(Beginning of Dataset records)

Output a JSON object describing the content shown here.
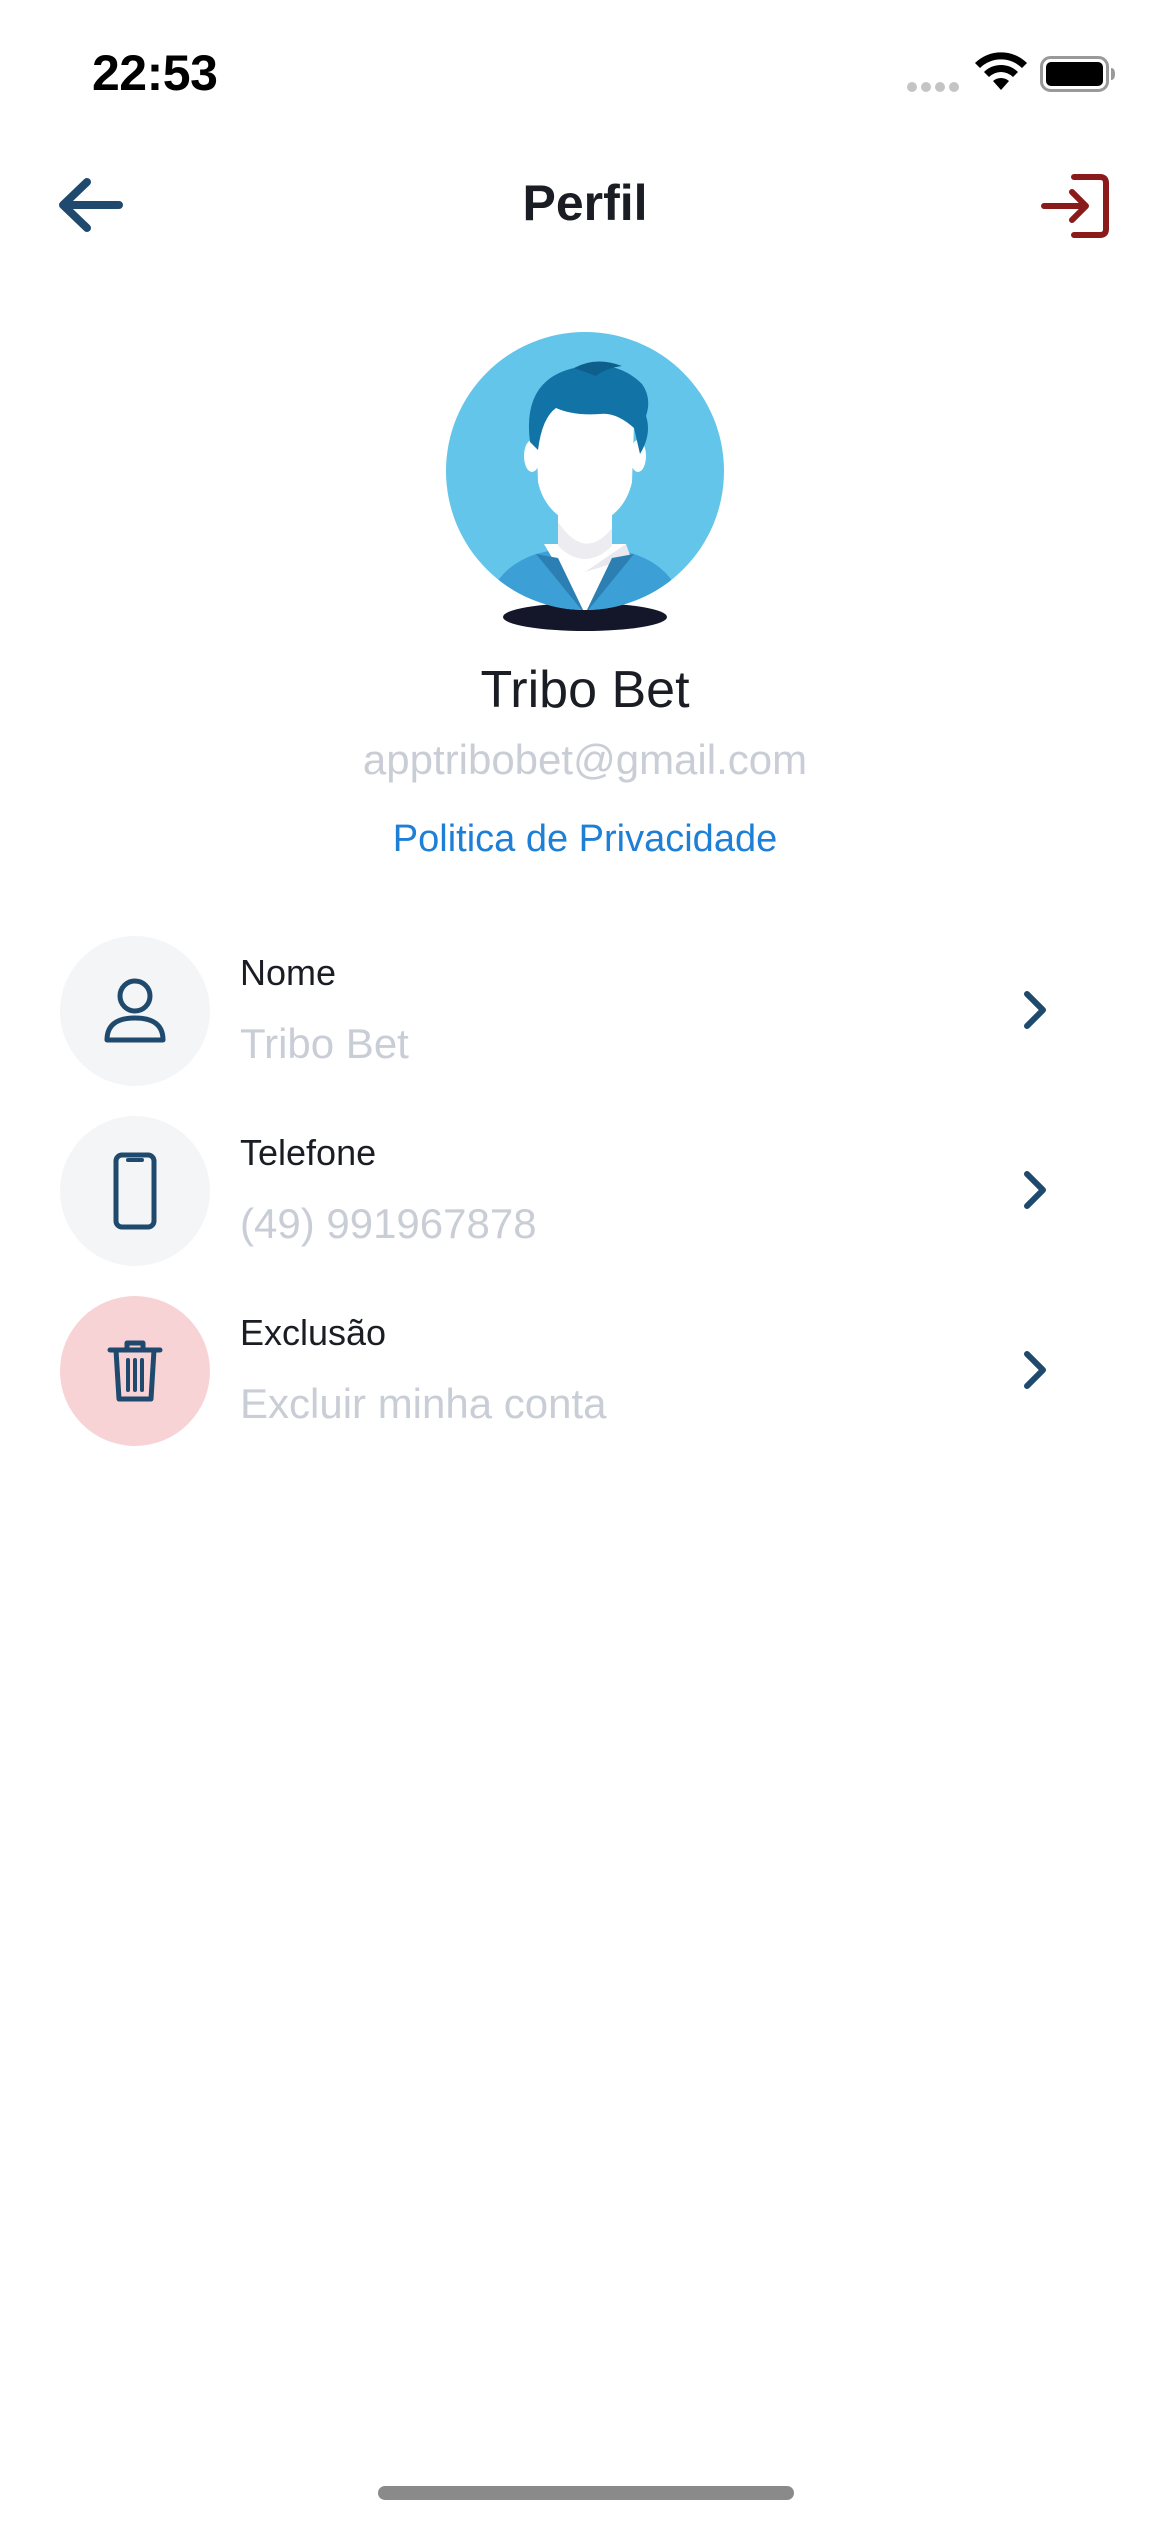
{
  "status_bar": {
    "time": "22:53"
  },
  "header": {
    "title": "Perfil",
    "back_icon": "arrow-left-icon",
    "logout_icon": "logout-icon"
  },
  "profile": {
    "name": "Tribo Bet",
    "email": "apptribobet@gmail.com",
    "privacy_link": "Politica de Privacidade"
  },
  "items": [
    {
      "label": "Nome",
      "value": "Tribo Bet",
      "icon": "user-icon"
    },
    {
      "label": "Telefone",
      "value": "(49) 991967878",
      "icon": "phone-icon"
    },
    {
      "label": "Exclusão",
      "value": "Excluir minha conta",
      "icon": "trash-icon"
    }
  ],
  "colors": {
    "primary_dark": "#1f4a6e",
    "logout_red": "#8b1a1a",
    "link_blue": "#1e7fd6",
    "muted_text": "#c9cdd6",
    "icon_bg": "#f4f5f7",
    "danger_bg": "#f7d3d6"
  }
}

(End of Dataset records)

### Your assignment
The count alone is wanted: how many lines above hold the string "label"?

### Answer for this exercise
3